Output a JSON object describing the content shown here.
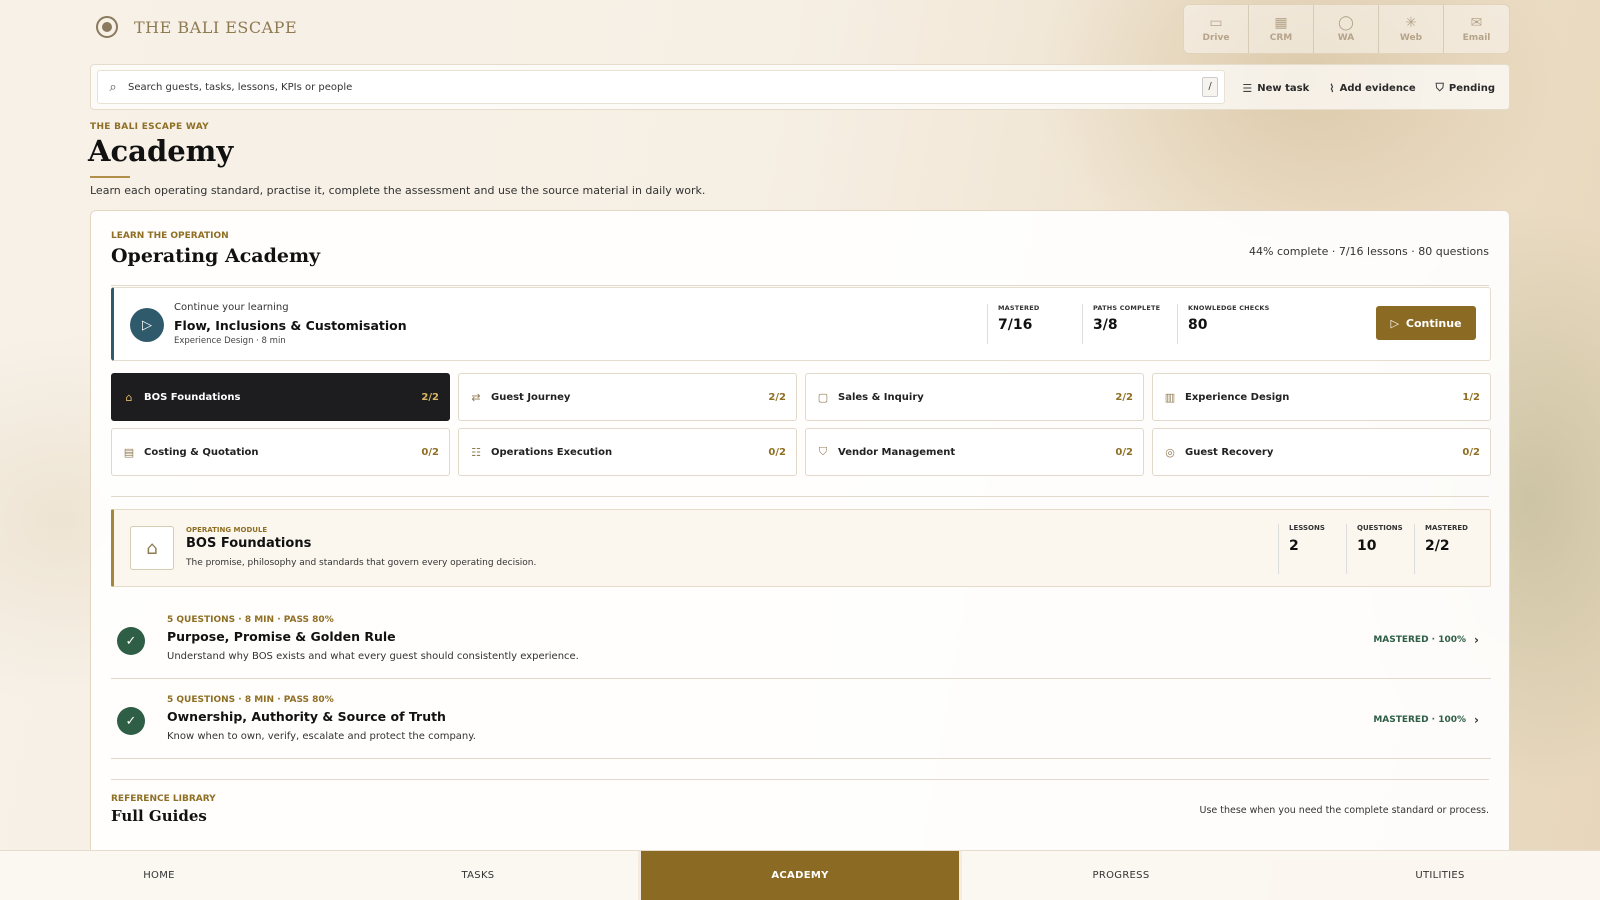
{
  "brand": {
    "name": "THE BALI ESCAPE"
  },
  "apps": [
    {
      "label": "Drive",
      "icon": "folder-icon"
    },
    {
      "label": "CRM",
      "icon": "table-icon"
    },
    {
      "label": "WA",
      "icon": "chat-icon"
    },
    {
      "label": "Web",
      "icon": "globe-icon"
    },
    {
      "label": "Email",
      "icon": "mail-icon"
    }
  ],
  "search": {
    "placeholder": "Search guests, tasks, lessons, KPIs or people",
    "shortcut": "/"
  },
  "quick_actions": [
    {
      "label": "New task",
      "icon": "list-add-icon"
    },
    {
      "label": "Add evidence",
      "icon": "paperclip-icon"
    },
    {
      "label": "Pending",
      "icon": "shield-icon"
    }
  ],
  "page": {
    "eyebrow": "THE BALI ESCAPE WAY",
    "title": "Academy",
    "description": "Learn each operating standard, practise it, complete the assessment and use the source material in daily work."
  },
  "academy": {
    "eyebrow": "LEARN THE OPERATION",
    "title": "Operating Academy",
    "summary": "44% complete · 7/16 lessons · 80 questions"
  },
  "continue_card": {
    "kicker": "Continue your learning",
    "title": "Flow, Inclusions & Customisation",
    "meta": "Experience Design · 8 min",
    "stats": [
      {
        "label": "MASTERED",
        "value": "7/16"
      },
      {
        "label": "PATHS COMPLETE",
        "value": "3/8"
      },
      {
        "label": "KNOWLEDGE CHECKS",
        "value": "80"
      }
    ],
    "button": "Continue"
  },
  "paths": [
    {
      "label": "BOS Foundations",
      "count": "2/2",
      "icon": "bank-icon",
      "active": true
    },
    {
      "label": "Guest Journey",
      "count": "2/2",
      "icon": "route-icon",
      "active": false
    },
    {
      "label": "Sales & Inquiry",
      "count": "2/2",
      "icon": "messages-icon",
      "active": false
    },
    {
      "label": "Experience Design",
      "count": "1/2",
      "icon": "map-icon",
      "active": false
    },
    {
      "label": "Costing & Quotation",
      "count": "0/2",
      "icon": "receipt-icon",
      "active": false
    },
    {
      "label": "Operations Execution",
      "count": "0/2",
      "icon": "checklist-icon",
      "active": false
    },
    {
      "label": "Vendor Management",
      "count": "0/2",
      "icon": "handshake-icon",
      "active": false
    },
    {
      "label": "Guest Recovery",
      "count": "0/2",
      "icon": "lifebuoy-icon",
      "active": false
    }
  ],
  "module": {
    "eyebrow": "OPERATING MODULE",
    "title": "BOS Foundations",
    "description": "The promise, philosophy and standards that govern every operating decision.",
    "stats": [
      {
        "label": "LESSONS",
        "value": "2"
      },
      {
        "label": "QUESTIONS",
        "value": "10"
      },
      {
        "label": "MASTERED",
        "value": "2/2"
      }
    ]
  },
  "lessons": [
    {
      "meta": "5 QUESTIONS · 8 MIN · PASS 80%",
      "title": "Purpose, Promise & Golden Rule",
      "description": "Understand why BOS exists and what every guest should consistently experience.",
      "status": "MASTERED · 100%"
    },
    {
      "meta": "5 QUESTIONS · 8 MIN · PASS 80%",
      "title": "Ownership, Authority & Source of Truth",
      "description": "Know when to own, verify, escalate and protect the company.",
      "status": "MASTERED · 100%"
    }
  ],
  "library": {
    "eyebrow": "REFERENCE LIBRARY",
    "title": "Full Guides",
    "note": "Use these when you need the complete standard or process."
  },
  "nav": [
    {
      "label": "HOME",
      "active": false
    },
    {
      "label": "TASKS",
      "active": false
    },
    {
      "label": "ACADEMY",
      "active": true
    },
    {
      "label": "PROGRESS",
      "active": false
    },
    {
      "label": "UTILITIES",
      "active": false
    }
  ],
  "colors": {
    "accent": "#8b6a24",
    "dark_tile": "#1d1d1f",
    "mastered_green": "#2e5e45",
    "play_blue": "#2f5a6b"
  }
}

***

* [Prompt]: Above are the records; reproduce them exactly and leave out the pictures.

* [Expected output]:
Output a JSON object describing the content shown here.
{
  "brand": {
    "name": "THE BALI ESCAPE"
  },
  "apps": [
    {
      "label": "Drive",
      "icon": "folder-icon"
    },
    {
      "label": "CRM",
      "icon": "table-icon"
    },
    {
      "label": "WA",
      "icon": "chat-icon"
    },
    {
      "label": "Web",
      "icon": "globe-icon"
    },
    {
      "label": "Email",
      "icon": "mail-icon"
    }
  ],
  "search": {
    "placeholder": "Search guests, tasks, lessons, KPIs or people",
    "shortcut": "/"
  },
  "quick_actions": [
    {
      "label": "New task",
      "icon": "list-add-icon"
    },
    {
      "label": "Add evidence",
      "icon": "paperclip-icon"
    },
    {
      "label": "Pending",
      "icon": "shield-icon"
    }
  ],
  "page": {
    "eyebrow": "THE BALI ESCAPE WAY",
    "title": "Academy",
    "description": "Learn each operating standard, practise it, complete the assessment and use the source material in daily work."
  },
  "academy": {
    "eyebrow": "LEARN THE OPERATION",
    "title": "Operating Academy",
    "summary": "44% complete · 7/16 lessons · 80 questions"
  },
  "continue_card": {
    "kicker": "Continue your learning",
    "title": "Flow, Inclusions & Customisation",
    "meta": "Experience Design · 8 min",
    "stats": [
      {
        "label": "MASTERED",
        "value": "7/16"
      },
      {
        "label": "PATHS COMPLETE",
        "value": "3/8"
      },
      {
        "label": "KNOWLEDGE CHECKS",
        "value": "80"
      }
    ],
    "button": "Continue"
  },
  "paths": [
    {
      "label": "BOS Foundations",
      "count": "2/2",
      "icon": "bank-icon",
      "active": true
    },
    {
      "label": "Guest Journey",
      "count": "2/2",
      "icon": "route-icon",
      "active": false
    },
    {
      "label": "Sales & Inquiry",
      "count": "2/2",
      "icon": "messages-icon",
      "active": false
    },
    {
      "label": "Experience Design",
      "count": "1/2",
      "icon": "map-icon",
      "active": false
    },
    {
      "label": "Costing & Quotation",
      "count": "0/2",
      "icon": "receipt-icon",
      "active": false
    },
    {
      "label": "Operations Execution",
      "count": "0/2",
      "icon": "checklist-icon",
      "active": false
    },
    {
      "label": "Vendor Management",
      "count": "0/2",
      "icon": "handshake-icon",
      "active": false
    },
    {
      "label": "Guest Recovery",
      "count": "0/2",
      "icon": "lifebuoy-icon",
      "active": false
    }
  ],
  "module": {
    "eyebrow": "OPERATING MODULE",
    "title": "BOS Foundations",
    "description": "The promise, philosophy and standards that govern every operating decision.",
    "stats": [
      {
        "label": "LESSONS",
        "value": "2"
      },
      {
        "label": "QUESTIONS",
        "value": "10"
      },
      {
        "label": "MASTERED",
        "value": "2/2"
      }
    ]
  },
  "lessons": [
    {
      "meta": "5 QUESTIONS · 8 MIN · PASS 80%",
      "title": "Purpose, Promise & Golden Rule",
      "description": "Understand why BOS exists and what every guest should consistently experience.",
      "status": "MASTERED · 100%"
    },
    {
      "meta": "5 QUESTIONS · 8 MIN · PASS 80%",
      "title": "Ownership, Authority & Source of Truth",
      "description": "Know when to own, verify, escalate and protect the company.",
      "status": "MASTERED · 100%"
    }
  ],
  "library": {
    "eyebrow": "REFERENCE LIBRARY",
    "title": "Full Guides",
    "note": "Use these when you need the complete standard or process."
  },
  "nav": [
    {
      "label": "HOME",
      "active": false
    },
    {
      "label": "TASKS",
      "active": false
    },
    {
      "label": "ACADEMY",
      "active": true
    },
    {
      "label": "PROGRESS",
      "active": false
    },
    {
      "label": "UTILITIES",
      "active": false
    }
  ],
  "colors": {
    "accent": "#8b6a24",
    "dark_tile": "#1d1d1f",
    "mastered_green": "#2e5e45",
    "play_blue": "#2f5a6b"
  }
}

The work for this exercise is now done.